The Classic Istanbul Tour

The day started with breakfast in the Hotel Nina.


I liked the big bowls of jam with whole fruit floating in a gooey sugar syrup. Apricot, sour cherry, strawberry and black berry. I suspect that for then Turks it wasn't jam so much as sauce-like addition to some other dish though just what I can't imagine.

The breakfast room has this wonderful view of the Blue Mosque with five and a half minarets silhouetted against the Bosphorus where it opens out into the Sea of Marmara. The typical Turkish breakfast spread looks like a salad bar. Very healthy! There was also a selection of typical Western fare and I was able to order fried eggs.

The breakfast buffet

The breakfast buffet

The full day “Classic Istanbul Tour”

The walking tour group was small, nine people including four other Aussies. There was a couple, originally Pakistanis, who live in Hobart and two English women who live in Wollumboola south of Sydney. Then there were the Americans that give American travellers a bad name. The woman never stopped verbalising her flow of conscience, her husband seemed a little strange, slightly absent, but perhaps it was just that he couldn’t get a chance to speak. Then there was her mother who scowled out from under a funny hat and wouldn’t obey instructions particularly when visiting the mosque.

A mini bus took us to the Topkapi Palace. Unlike European palaces which are large buildings with hundreds of rooms, this palace is comprised of numerous individual pavilions set in beautiful gardens overlooking the Bosphorus. At this time of year the gardens are a riot of colour with tulips, daffodils and pansies set out in large beds around extensive lawns dotted with large mature trees. A highly perfumed flower scented the air where ever we went. The trees have just started to develop a green fuzz of new growth.

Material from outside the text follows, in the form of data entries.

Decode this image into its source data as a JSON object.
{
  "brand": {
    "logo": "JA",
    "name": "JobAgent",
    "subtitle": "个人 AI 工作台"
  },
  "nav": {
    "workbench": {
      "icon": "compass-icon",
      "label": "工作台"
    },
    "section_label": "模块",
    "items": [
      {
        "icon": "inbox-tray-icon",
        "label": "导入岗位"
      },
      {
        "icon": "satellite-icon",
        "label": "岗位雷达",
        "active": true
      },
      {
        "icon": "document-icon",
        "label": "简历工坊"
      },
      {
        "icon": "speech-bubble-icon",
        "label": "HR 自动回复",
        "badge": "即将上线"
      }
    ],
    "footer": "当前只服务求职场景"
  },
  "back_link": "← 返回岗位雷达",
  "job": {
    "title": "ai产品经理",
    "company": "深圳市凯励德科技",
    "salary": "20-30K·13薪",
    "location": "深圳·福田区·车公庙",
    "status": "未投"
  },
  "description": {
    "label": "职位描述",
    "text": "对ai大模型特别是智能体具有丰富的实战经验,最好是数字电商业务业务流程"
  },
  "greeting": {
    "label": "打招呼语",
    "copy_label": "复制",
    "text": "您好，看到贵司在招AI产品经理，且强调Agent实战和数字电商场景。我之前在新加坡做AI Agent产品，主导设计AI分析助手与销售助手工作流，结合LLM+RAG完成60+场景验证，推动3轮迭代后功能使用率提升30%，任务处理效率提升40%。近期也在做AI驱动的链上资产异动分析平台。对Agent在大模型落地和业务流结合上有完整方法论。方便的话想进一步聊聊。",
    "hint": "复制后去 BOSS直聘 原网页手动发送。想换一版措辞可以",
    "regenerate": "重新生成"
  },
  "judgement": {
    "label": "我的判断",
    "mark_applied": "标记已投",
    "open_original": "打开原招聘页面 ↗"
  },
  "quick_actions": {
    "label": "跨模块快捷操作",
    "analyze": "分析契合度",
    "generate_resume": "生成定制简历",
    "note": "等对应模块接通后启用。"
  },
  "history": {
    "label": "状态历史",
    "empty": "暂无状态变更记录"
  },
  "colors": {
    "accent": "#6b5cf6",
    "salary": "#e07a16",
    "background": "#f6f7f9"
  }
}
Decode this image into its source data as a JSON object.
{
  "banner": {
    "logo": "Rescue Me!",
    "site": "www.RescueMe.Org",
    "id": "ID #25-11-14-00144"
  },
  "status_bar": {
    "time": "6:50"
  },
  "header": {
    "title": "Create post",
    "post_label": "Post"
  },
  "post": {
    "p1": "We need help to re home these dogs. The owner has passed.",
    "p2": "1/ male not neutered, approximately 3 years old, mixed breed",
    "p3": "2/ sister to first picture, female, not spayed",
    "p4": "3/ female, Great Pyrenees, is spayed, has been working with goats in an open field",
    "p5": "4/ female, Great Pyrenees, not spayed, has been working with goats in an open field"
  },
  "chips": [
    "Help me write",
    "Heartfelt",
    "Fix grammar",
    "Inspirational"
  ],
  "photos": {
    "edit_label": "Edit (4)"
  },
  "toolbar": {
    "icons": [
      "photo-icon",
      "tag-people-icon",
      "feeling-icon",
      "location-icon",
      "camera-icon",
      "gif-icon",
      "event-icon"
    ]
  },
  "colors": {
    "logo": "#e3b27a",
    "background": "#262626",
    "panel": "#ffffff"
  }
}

The guide wanted us to visit the museums to see the treasures including the worlds largest diamond. That was of no interest to me so I wandered around outside photographing the architecture and enjoying the views of the Bosphorus.

Then we made our way through a gate in the ancient city wall to the Haghia Sophia the meaning of which is Divine Wisdom. Originally constructed by the Romans as a cathedral in 537, it was converted to a mosque in 1453. That’s when the minarets were added. In 1935 it became a museum. An architectural wonder to rival the greatest European cathedrals it remained the world’s largest cathedral for almost 1,000 years. Its central dome was the second second largest, only the Pantheon in Rome being a little larger. Amazingly the Hagia Sophia was constructed in just five years.

We then wandered through gardens to the site of the Roman Hippodrome where there are three columns. The bronze serpent column was taken from the Temple of Apollo at Delphi and relocated here to raise the image of the new Roman capital which was founded in 324 AD. It comprises three intertwined snakes the heads of which originally supported a golden bowl. The Christian Crusaders pillaged the bowl. At a later time the snake heads were destroyed.

Next there is the Egyptian Obelisk of Thutmose III. It was originally erected at the Temple of Karnak in Luxor but the Roman Emperor Theodosius the Great thought it would make a nice feature in the hippodrome so he had it relocated. With an age of about 3,500 years it doesn’t look a day over 300 and is a testament to the skills of the ancient Egyptians. Not to deny the Romans credit for doing an excellent job in relocating it without dropping and breaking it. An interesting point is that the base of these monuments is about 4 metres below the existing ground level. I asked the guide where all at the additional dirt came from. She said that underneath there is another whole city, in fact several. It is for that reason that Istanbul has trams rather than an extensive subway system. Any excavation will reveal ruins and the monuments of ancient cities and the archaeologist have a field day much, I imagine, to the frustration of developers.

Compared with the Egyptian obelisk, the third column looks a bit unkempt. Again the Crusaders are to blame for its condition. The structure, built in the 10th Century, is known as the Walled Obelisk and was beautifully clad in gilded bronze. You can still see the holes where the bronze plates were secured. The bronze was probably recast into statues and other paraphernalia now located in Christian churches.

Finally, the Sultan Ahmed Mosque which we know as the Blue Mosque not because it is blue, but because of the blue ceramic tiles that adorn the interior. Constructed in 1616 and reinforcing the guides comment about matters subterranean, the mosque rest on the foundations of a palace that formerly occupied the site. The vast roof dome is supported on four massive marble columns each eight metres in diameter. The finesse of the details and the remarkable state of preservation are impressive.

We made our way back to our individual hotels via the Grand Bazar. By the time I had returned to the hotel my phone told me I had walked 11 km.